The government said it had authorized the Swedish Debt Office, which acts as a public bank to the state, to discuss guaranteeing a 500-million-euro loan made to Saab by the European Investment Bank (EIB).
"We have always said that the debt office could start negotiations on guaranteeing the loan when Saab has a new owner," state secretary for business Joran Hagglund said. "With today's decision we are well prepared for that," he added, but the statement gave no details of who may take over Saab.

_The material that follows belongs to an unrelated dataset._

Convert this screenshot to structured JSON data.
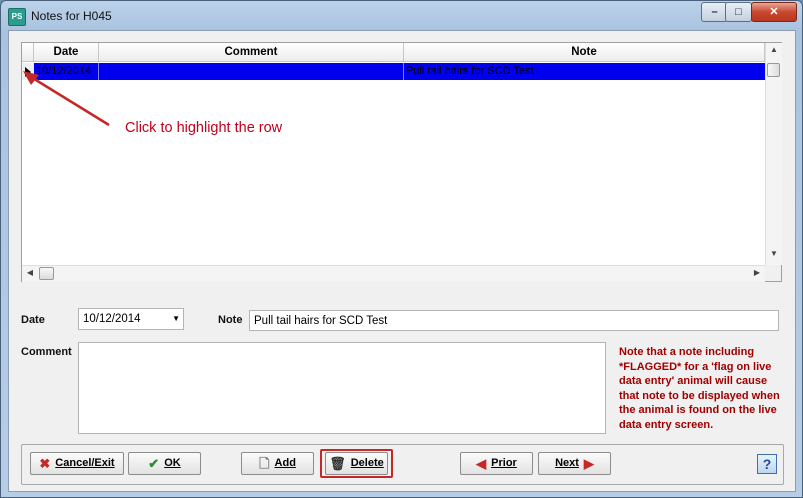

Saab has said two or three bidders are in the running, but has declined to name them.
Leading British daily The Financial Times has named the contenders as Swedish luxury car maker Koenigsegg and the U.S. investment firms Renco and Merbanco.
Saab was put up for sale by General Motors, which filed for bankruptcy after being brought to its knees by falling demand for its cars amid the world economic downturn.
Copyright Agence France-Presse, 2009